"That the witness is an unavoidable figure, that we continue to meet as disturbing and we can not make it harmless: He is there to tell us, with its presence alone, that we could, and we could, be reduced to ashes, seen nothing, stripped of fragile cover that comes from our membership identity, cultural, policy."
"Consider if this is a woman / Without hair and unnamed / No more strength to remember / Her eyes empty and her womb cold / Like a frog in winter. "With this stripped Primo Levi, in the famous opening words of If this is a man, It will appeal to readers evoking women stripped of their identity, no longer master of his body, the womb that is by living the relationship with the other. Daniela Padoan collects in this book the testimonies of three women - Liliana Segre, Goti Bauer, Giuliana Tedeschi - survived the women's camp Auschwitz-Birkenau. The author gives the conversations the pace of a shiny, heartfelt storytelling made of references and relationships because, says Giuliana Tedeschi, "Women are mesh, is one if perde, They lose all ". In the historiography of the Nazi extermination women are almost invisible, their presence is superimposed on the male and on this flattens. Ma, as it is written in the Afterword, "Without forgetting for a moment that the goal of the Nazis was clear from the Jewish world, men or women who were, reflect on the peculiarities of the suffering and abuse endured by women, as well as on their way to resist and bear witness, It can serve to widen a little the scope of reflection ".

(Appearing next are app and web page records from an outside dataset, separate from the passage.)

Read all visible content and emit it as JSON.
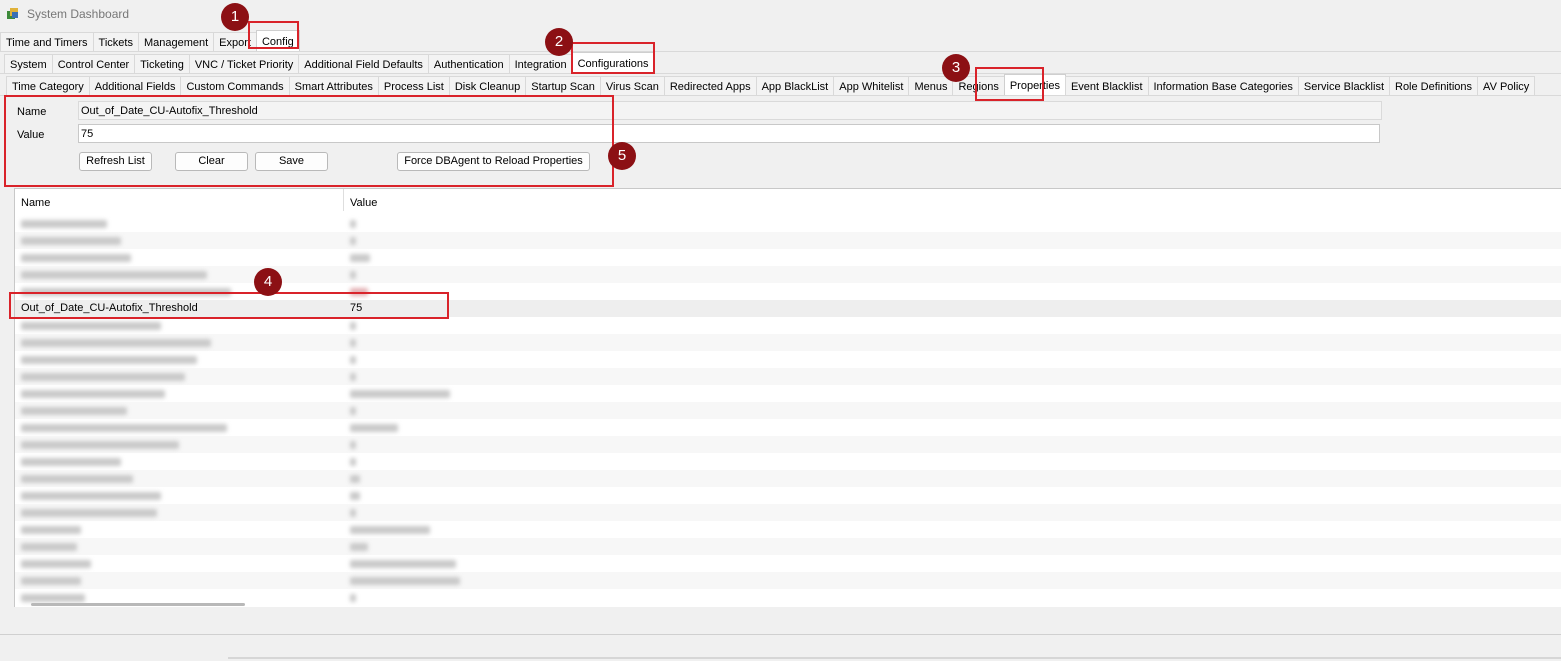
{
  "window": {
    "title": "System Dashboard",
    "icon": "app-icon"
  },
  "tabs_main": [
    {
      "label": "Time and Timers"
    },
    {
      "label": "Tickets"
    },
    {
      "label": "Management"
    },
    {
      "label": "Export"
    },
    {
      "label": "Config"
    }
  ],
  "tabs_config": [
    {
      "label": "System"
    },
    {
      "label": "Control Center"
    },
    {
      "label": "Ticketing"
    },
    {
      "label": "VNC / Ticket Priority"
    },
    {
      "label": "Additional Field Defaults"
    },
    {
      "label": "Authentication"
    },
    {
      "label": "Integration"
    },
    {
      "label": "Configurations"
    }
  ],
  "tabs_sub": [
    {
      "label": "Time Category"
    },
    {
      "label": "Additional Fields"
    },
    {
      "label": "Custom Commands"
    },
    {
      "label": "Smart Attributes"
    },
    {
      "label": "Process List"
    },
    {
      "label": "Disk Cleanup"
    },
    {
      "label": "Startup Scan"
    },
    {
      "label": "Virus Scan"
    },
    {
      "label": "Redirected Apps"
    },
    {
      "label": "App BlackList"
    },
    {
      "label": "App Whitelist"
    },
    {
      "label": "Menus"
    },
    {
      "label": "Regions"
    },
    {
      "label": "Properties"
    },
    {
      "label": "Event Blacklist"
    },
    {
      "label": "Information Base Categories"
    },
    {
      "label": "Service Blacklist"
    },
    {
      "label": "Role Definitions"
    },
    {
      "label": "AV Policy"
    }
  ],
  "form": {
    "name_label": "Name",
    "name_value": "Out_of_Date_CU-Autofix_Threshold",
    "value_label": "Value",
    "value_value": "75",
    "refresh_label": "Refresh List",
    "clear_label": "Clear",
    "save_label": "Save",
    "force_label": "Force DBAgent to Reload Properties"
  },
  "table": {
    "col_name": "Name",
    "col_value": "Value",
    "selected_row": {
      "name": "Out_of_Date_CU-Autofix_Threshold",
      "value": "75"
    }
  },
  "annotations": [
    "1",
    "2",
    "3",
    "4",
    "5"
  ],
  "colors": {
    "highlight": "#d9232a",
    "badge": "#8c1014"
  }
}
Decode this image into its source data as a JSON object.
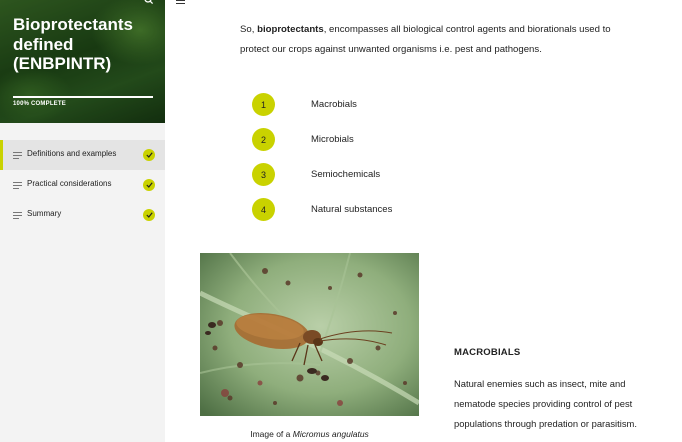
{
  "sidebar": {
    "course_title": "Bioprotectants defined (ENBPINTR)",
    "progress_label": "100% COMPLETE",
    "progress_fraction": 1.0,
    "items": [
      {
        "label": "Definitions and examples",
        "completed": true,
        "active": true
      },
      {
        "label": "Practical considerations",
        "completed": true,
        "active": false
      },
      {
        "label": "Summary",
        "completed": true,
        "active": false
      }
    ],
    "icons": {
      "search": "search-icon",
      "check": "check-circle-icon",
      "lesson": "lines-icon"
    }
  },
  "content": {
    "intro": {
      "prefix": "So, ",
      "bold": "bioprotectants",
      "suffix": ", encompasses all biological control agents and biorationals used to protect our crops against unwanted organisms i.e. pest and pathogens."
    },
    "list": [
      {
        "number": "1",
        "label": "Macrobials"
      },
      {
        "number": "2",
        "label": "Microbials"
      },
      {
        "number": "3",
        "label": "Semiochemicals"
      },
      {
        "number": "4",
        "label": "Natural substances"
      }
    ],
    "image_caption_prefix": "Image of a ",
    "image_caption_italic": "Micromus angulatus",
    "section_title": "MACROBIALS",
    "section_text": "Natural enemies such as insect, mite and nematode species providing control of pest populations through predation or parasitism."
  },
  "colors": {
    "accent": "#c9d200",
    "sidebar_bg": "#f3f3f3",
    "active_item_bg": "#e4e4e4"
  }
}
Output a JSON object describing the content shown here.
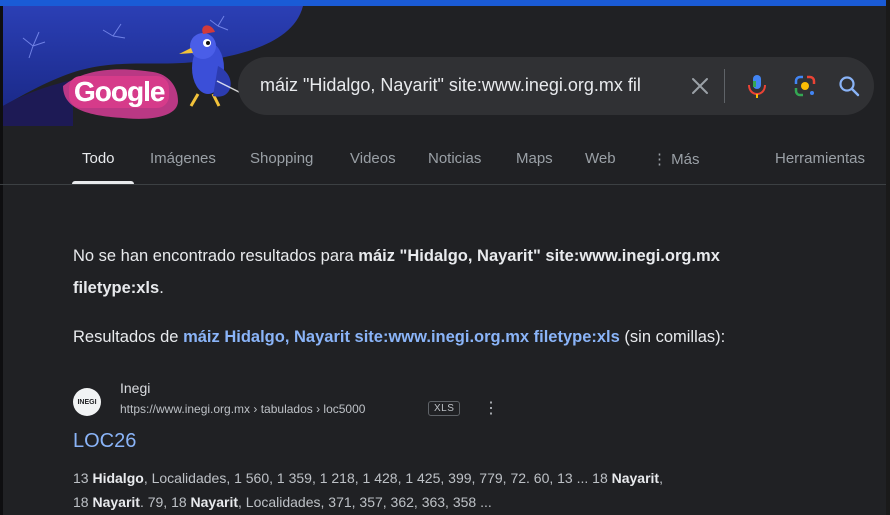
{
  "doodle": {
    "logo_text": "Google"
  },
  "search": {
    "query": "máiz \"Hidalgo, Nayarit\" site:www.inegi.org.mx fil",
    "icons": [
      "close-icon",
      "mic-icon",
      "lens-icon",
      "search-icon"
    ]
  },
  "tabs": {
    "todo": "Todo",
    "imagenes": "Imágenes",
    "shopping": "Shopping",
    "videos": "Videos",
    "noticias": "Noticias",
    "maps": "Maps",
    "web": "Web",
    "mas": "⋮ Más",
    "herramientas": "Herramientas"
  },
  "message": {
    "no_results_prefix": "No se han encontrado resultados para ",
    "no_results_query_line1": "máiz \"Hidalgo, Nayarit\" site:www.inegi.org.mx",
    "no_results_query_line2": "filetype:xls",
    "no_results_suffix": ".",
    "results_prefix": "Resultados de ",
    "results_link": "máiz Hidalgo, Nayarit site:www.inegi.org.mx filetype:xls",
    "results_suffix": " (sin comillas):"
  },
  "result": {
    "favicon_text": "INEGI",
    "site_name": "Inegi",
    "url": "https://www.inegi.org.mx › tabulados › loc5000",
    "file_badge": "XLS",
    "more": "⋮",
    "title": "LOC26",
    "snippet": {
      "s1": "13 ",
      "b1": "Hidalgo",
      "s2": ", Localidades, 1 560, 1 359, 1 218, 1 428, 1 425, 399, 779, 72. 60, 13 ... 18 ",
      "b2": "Nayarit",
      "s3": ",",
      "s4": "18 ",
      "b3": "Nayarit",
      "s5": ". 79, 18 ",
      "b4": "Nayarit",
      "s6": ", Localidades, 371, 357, 362, 363, 358 ..."
    }
  },
  "colors": {
    "background": "#202124",
    "link": "#8ab4f8",
    "searchbar": "#303134"
  }
}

Writer and essayist, for years dealing with the testimony of the Holocaust and racism. His books: Wacky. A meeting with the Mothers of Plaza de Mayo (Simon and Schuster 2005) and Racism and noismo (2013, by Luigi Luca Cavalli-Sforza). He collaborated with the cultural pages of "Il Manifesto" and "Made Daily".
I am a star

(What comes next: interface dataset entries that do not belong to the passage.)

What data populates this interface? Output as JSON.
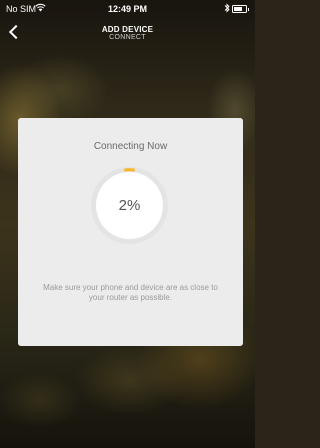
{
  "status_bar": {
    "carrier": "No SIM",
    "time": "12:49 PM",
    "icons": [
      "wifi-icon",
      "bluetooth-icon",
      "battery-icon"
    ]
  },
  "nav": {
    "title": "ADD DEVICE",
    "subtitle": "CONNECT",
    "back_icon": "chevron-left-icon"
  },
  "card": {
    "title": "Connecting Now",
    "progress_text": "2%",
    "progress_fraction": 0.02,
    "hint": "Make sure your phone and device are as close to your router as possible."
  },
  "colors": {
    "accent": "#f5b731",
    "card_bg": "#ececec",
    "ring_track": "#e4e4e4"
  }
}
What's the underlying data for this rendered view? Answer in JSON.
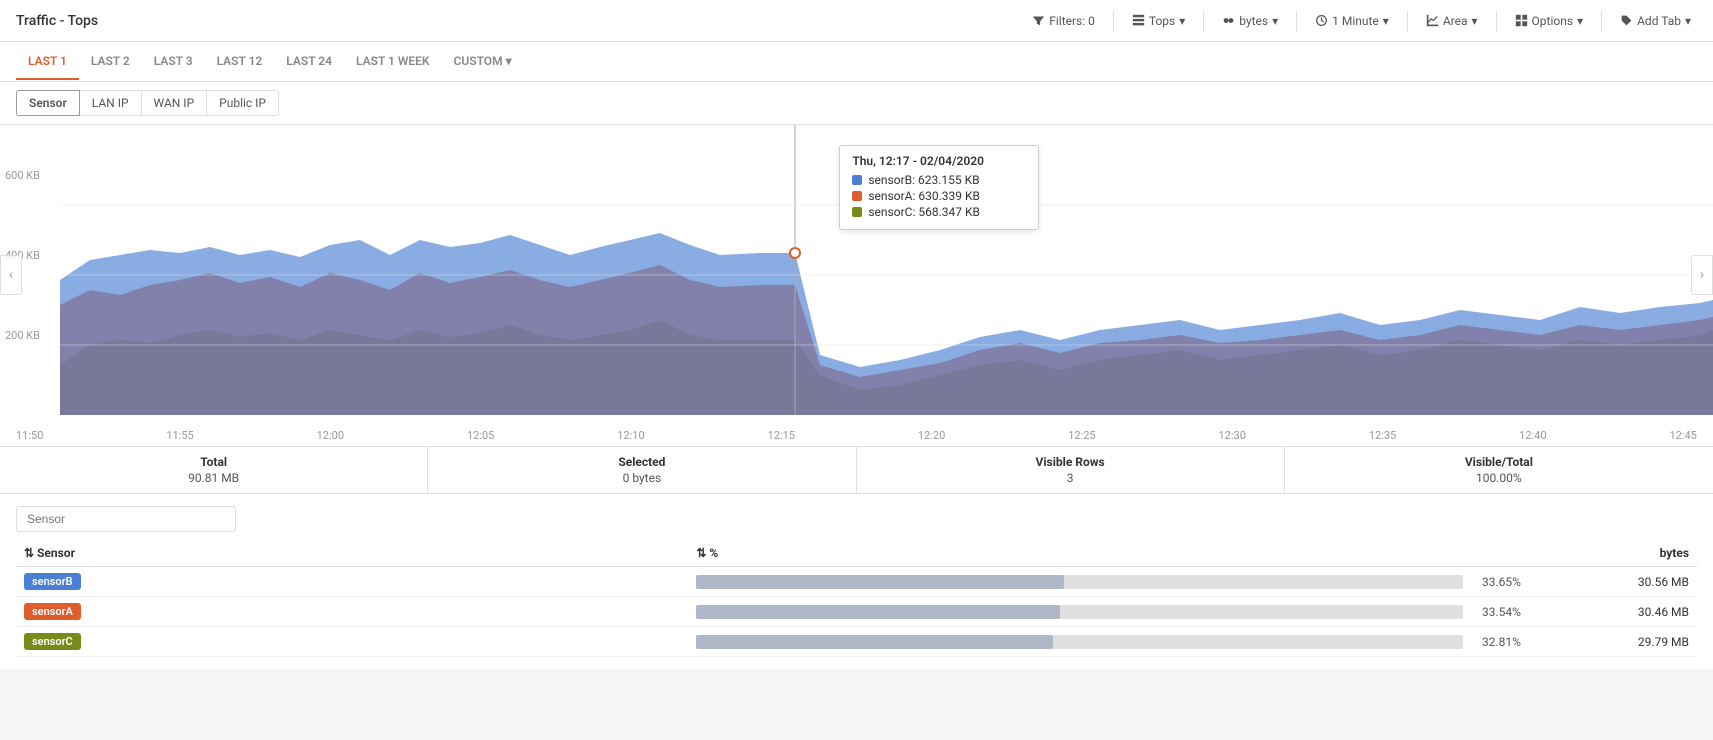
{
  "page": {
    "title": "Traffic - Tops"
  },
  "topbar": {
    "filters_label": "Filters: 0",
    "tops_label": "Tops",
    "bytes_label": "bytes",
    "minute_label": "1 Minute",
    "area_label": "Area",
    "options_label": "Options",
    "addtab_label": "Add Tab"
  },
  "time_tabs": [
    {
      "id": "last1",
      "label": "LAST 1",
      "active": true
    },
    {
      "id": "last2",
      "label": "LAST 2",
      "active": false
    },
    {
      "id": "last3",
      "label": "LAST 3",
      "active": false
    },
    {
      "id": "last12",
      "label": "LAST 12",
      "active": false
    },
    {
      "id": "last24",
      "label": "LAST 24",
      "active": false
    },
    {
      "id": "last1week",
      "label": "LAST 1 WEEK",
      "active": false
    },
    {
      "id": "custom",
      "label": "CUSTOM",
      "active": false,
      "dropdown": true
    }
  ],
  "sub_tabs": [
    {
      "id": "sensor",
      "label": "Sensor",
      "active": true
    },
    {
      "id": "lanip",
      "label": "LAN IP",
      "active": false
    },
    {
      "id": "wanip",
      "label": "WAN IP",
      "active": false
    },
    {
      "id": "publicip",
      "label": "Public IP",
      "active": false
    }
  ],
  "chart": {
    "y_labels": [
      "600 KB",
      "400 KB",
      "200 KB"
    ],
    "x_labels": [
      "11:50",
      "11:55",
      "12:00",
      "12:05",
      "12:10",
      "12:15",
      "12:20",
      "12:25",
      "12:30",
      "12:35",
      "12:40",
      "12:45"
    ],
    "cursor_position_pct": 46.5,
    "tooltip": {
      "title": "Thu, 12:17 - 02/04/2020",
      "rows": [
        {
          "color": "#4a7fd4",
          "label": "sensorB: 623.155 KB"
        },
        {
          "color": "#e05c2a",
          "label": "sensorA: 630.339 KB"
        },
        {
          "color": "#7a8a1a",
          "label": "sensorC: 568.347 KB"
        }
      ]
    }
  },
  "stats": {
    "total_label": "Total",
    "total_value": "90.81 MB",
    "selected_label": "Selected",
    "selected_value": "0 bytes",
    "visible_rows_label": "Visible Rows",
    "visible_rows_value": "3",
    "visible_total_label": "Visible/Total",
    "visible_total_value": "100.00%"
  },
  "table": {
    "search_placeholder": "Sensor",
    "col_sensor": "⇅ Sensor",
    "col_pct": "⇅ %",
    "col_bytes": "bytes",
    "rows": [
      {
        "sensor": "sensorB",
        "badge_class": "badge-blue",
        "pct": "33.65%",
        "pct_width": 48,
        "bytes": "30.56 MB"
      },
      {
        "sensor": "sensorA",
        "badge_class": "badge-red",
        "pct": "33.54%",
        "pct_width": 47.5,
        "bytes": "30.46 MB"
      },
      {
        "sensor": "sensorC",
        "badge_class": "badge-olive",
        "pct": "32.81%",
        "pct_width": 46.5,
        "bytes": "29.79 MB"
      }
    ]
  },
  "colors": {
    "sensorB": "#4a7fd4",
    "sensorA": "#e05c2a",
    "sensorC": "#7a8a1a",
    "olive_dark": "#6b7a10",
    "accent": "#e05c2a"
  }
}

Back in the bookstore a children's book that tells the Holocaust directly, but leaves open the door of hope.
"I resist with courage my voice breaks the silence are still a human being no one can tear down my soul or my willpower I am a star."
Inge Auerbacher, Jewish German, only seven years old when, in 1942, It is interned in the concentration camp of Terezin (Czechoslovakia) and he knows the greatest atrocities in history: the Nazi Holocaust. Complete with photos, drawings, poems and a summary of the most significant historical events, the book is the moving account of that experience, relived through the emotions and fears of a little girl who was witness to one of the blackest pages in the history of humanity.
Jewish German, He was imprisoned in the concentration camp of Terezin, in Czech Republic, with fifteen other children. After the liberation of the Red Army on May 8 1945, Inge was lucky to even find his parents. Today he lives in the US, and it is one of the few living witnesses of the horrors perpetrated by the Nazis in concentration camps during World War II. His story is told in the books Beyond the Yellow Star to America and Finding Dr. Schatz.